IHS Markit, a data firm, reported Friday that its Purchasing Managers Index for the U.S. rose to 55.5 in October from 54.3 in September, WSJ reported. Any figure greater than 50 indicates an increase in economic activity.
Chris Williamson, chief business economist at IHS Markit, said U.S. executives expected more stimulus payments, a lessening of pandemic restrictions and political calm, WSJ reported.
“The U.S. economy looks to have started the fourth quarter on a strong footing,” Williamson said, according to WSJ.
The increased sentiment among business leaders follows a similar increase in sentiment among consumers as reflected in the University of Michigan’s measure of consumer confidence.
In contrast, IHS Markit’s eurozone purchasing managers index fell to 49.4 in October from 50.4 in September, WSJ reported.

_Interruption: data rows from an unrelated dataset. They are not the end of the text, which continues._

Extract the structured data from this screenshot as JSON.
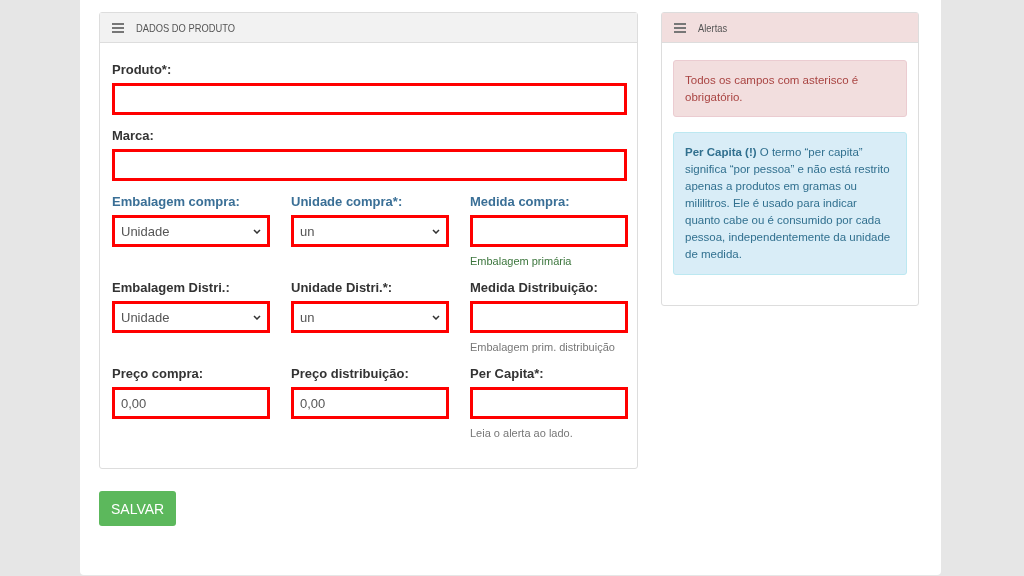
{
  "product_panel": {
    "title": "DADOS DO PRODUTO",
    "rows": [
      {
        "fields": [
          {
            "label": "Produto*:",
            "kind": "input",
            "highlighted": false,
            "invalid": true
          }
        ]
      },
      {
        "fields": [
          {
            "label": "Marca:",
            "kind": "input",
            "highlighted": false,
            "invalid": true
          }
        ]
      },
      {
        "fields": [
          {
            "label": "Embalagem compra:",
            "kind": "select",
            "value": "Unidade",
            "highlighted": true,
            "invalid": true
          },
          {
            "label": "Unidade compra*:",
            "kind": "select",
            "value": "un",
            "highlighted": true,
            "invalid": true
          },
          {
            "label": "Medida compra:",
            "kind": "input",
            "highlighted": true,
            "invalid": true,
            "help": {
              "text": "Embalagem primária",
              "color": "#3c763d"
            }
          }
        ]
      },
      {
        "fields": [
          {
            "label": "Embalagem Distri.:",
            "kind": "select",
            "value": "Unidade",
            "highlighted": false,
            "invalid": true
          },
          {
            "label": "Unidade Distri.*:",
            "kind": "select",
            "value": "un",
            "highlighted": false,
            "invalid": true
          },
          {
            "label": "Medida Distribuição:",
            "kind": "input",
            "highlighted": false,
            "invalid": true,
            "help": {
              "text": "Embalagem prim. distribuição",
              "color": "#777777"
            }
          }
        ]
      },
      {
        "fields": [
          {
            "label": "Preço compra:",
            "kind": "input",
            "value": "0,00",
            "highlighted": false,
            "invalid": true
          },
          {
            "label": "Preço distribuição:",
            "kind": "input",
            "value": "0,00",
            "highlighted": false,
            "invalid": true
          },
          {
            "label": "Per Capita*:",
            "kind": "input",
            "highlighted": false,
            "invalid": true,
            "help": {
              "text": "Leia o alerta ao lado.",
              "color": "#777777"
            }
          }
        ]
      }
    ]
  },
  "save_button": "SALVAR",
  "alerts_panel": {
    "title": "Alertas",
    "alerts": [
      {
        "kind": "danger",
        "text": "Todos os campos com asterisco é obrigatório."
      },
      {
        "kind": "info",
        "text": "**Per Capita (!)** O termo “per capita” significa “por pessoa” e não está restrito apenas a produtos em gramas ou mililitros. Ele é usado para indicar quanto cabe ou é consumido por cada pessoa, independentemente da unidade de medida."
      }
    ]
  }
}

The driving force in both the U.S. and European situations is the responses required to combat the pandemic. Many European countries and England have been re-instating business restrictions that had been implemented early in the pandemic and then relaxed. While some parts of the United States face new restrictions, they have lagged those in Europe and do not affect other parts of the U.S.
At the most severe end of the economic spectrum, the ranks of the extreme poor could grow by 150 million people by 2021 as a result of COVID-19, according to the World Bank.
Yousef Al-Benyan, chairman of the B20 group of chief executives from around the world, said earlier this month that the global economy is in its worst condition in 100 years. A solution the group is putting forward is for government and business leaders to fight protectionist trade policies.